(Supplied records)

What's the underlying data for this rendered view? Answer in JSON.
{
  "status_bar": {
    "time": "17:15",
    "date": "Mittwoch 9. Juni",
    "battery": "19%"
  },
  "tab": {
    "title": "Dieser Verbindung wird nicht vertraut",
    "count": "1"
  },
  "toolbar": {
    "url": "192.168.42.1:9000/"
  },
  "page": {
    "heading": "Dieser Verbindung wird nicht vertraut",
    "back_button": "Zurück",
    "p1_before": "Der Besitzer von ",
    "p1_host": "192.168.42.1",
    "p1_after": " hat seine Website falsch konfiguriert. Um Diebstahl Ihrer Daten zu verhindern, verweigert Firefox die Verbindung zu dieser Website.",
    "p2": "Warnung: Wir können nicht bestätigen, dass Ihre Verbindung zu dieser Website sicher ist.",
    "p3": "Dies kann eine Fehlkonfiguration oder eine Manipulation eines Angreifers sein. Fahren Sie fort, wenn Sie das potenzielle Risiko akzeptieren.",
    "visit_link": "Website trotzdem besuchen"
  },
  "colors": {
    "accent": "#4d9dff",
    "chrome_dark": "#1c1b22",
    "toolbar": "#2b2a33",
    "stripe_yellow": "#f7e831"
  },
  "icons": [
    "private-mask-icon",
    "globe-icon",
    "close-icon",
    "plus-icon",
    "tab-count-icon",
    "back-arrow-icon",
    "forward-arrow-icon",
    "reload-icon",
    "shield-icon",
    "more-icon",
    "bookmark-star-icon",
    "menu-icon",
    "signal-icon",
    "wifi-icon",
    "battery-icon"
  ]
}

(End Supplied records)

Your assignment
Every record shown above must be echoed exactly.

Answer to this problem
What's the underlying data for this rendered view? Answer in JSON.
{
  "status_bar": {
    "time": "17:15",
    "date": "Mittwoch 9. Juni",
    "battery": "19%"
  },
  "tab": {
    "title": "Dieser Verbindung wird nicht vertraut",
    "count": "1"
  },
  "toolbar": {
    "url": "192.168.42.1:9000/"
  },
  "page": {
    "heading": "Dieser Verbindung wird nicht vertraut",
    "back_button": "Zurück",
    "p1_before": "Der Besitzer von ",
    "p1_host": "192.168.42.1",
    "p1_after": " hat seine Website falsch konfiguriert. Um Diebstahl Ihrer Daten zu verhindern, verweigert Firefox die Verbindung zu dieser Website.",
    "p2": "Warnung: Wir können nicht bestätigen, dass Ihre Verbindung zu dieser Website sicher ist.",
    "p3": "Dies kann eine Fehlkonfiguration oder eine Manipulation eines Angreifers sein. Fahren Sie fort, wenn Sie das potenzielle Risiko akzeptieren.",
    "visit_link": "Website trotzdem besuchen"
  },
  "colors": {
    "accent": "#4d9dff",
    "chrome_dark": "#1c1b22",
    "toolbar": "#2b2a33",
    "stripe_yellow": "#f7e831"
  },
  "icons": [
    "private-mask-icon",
    "globe-icon",
    "close-icon",
    "plus-icon",
    "tab-count-icon",
    "back-arrow-icon",
    "forward-arrow-icon",
    "reload-icon",
    "shield-icon",
    "more-icon",
    "bookmark-star-icon",
    "menu-icon",
    "signal-icon",
    "wifi-icon",
    "battery-icon"
  ]
}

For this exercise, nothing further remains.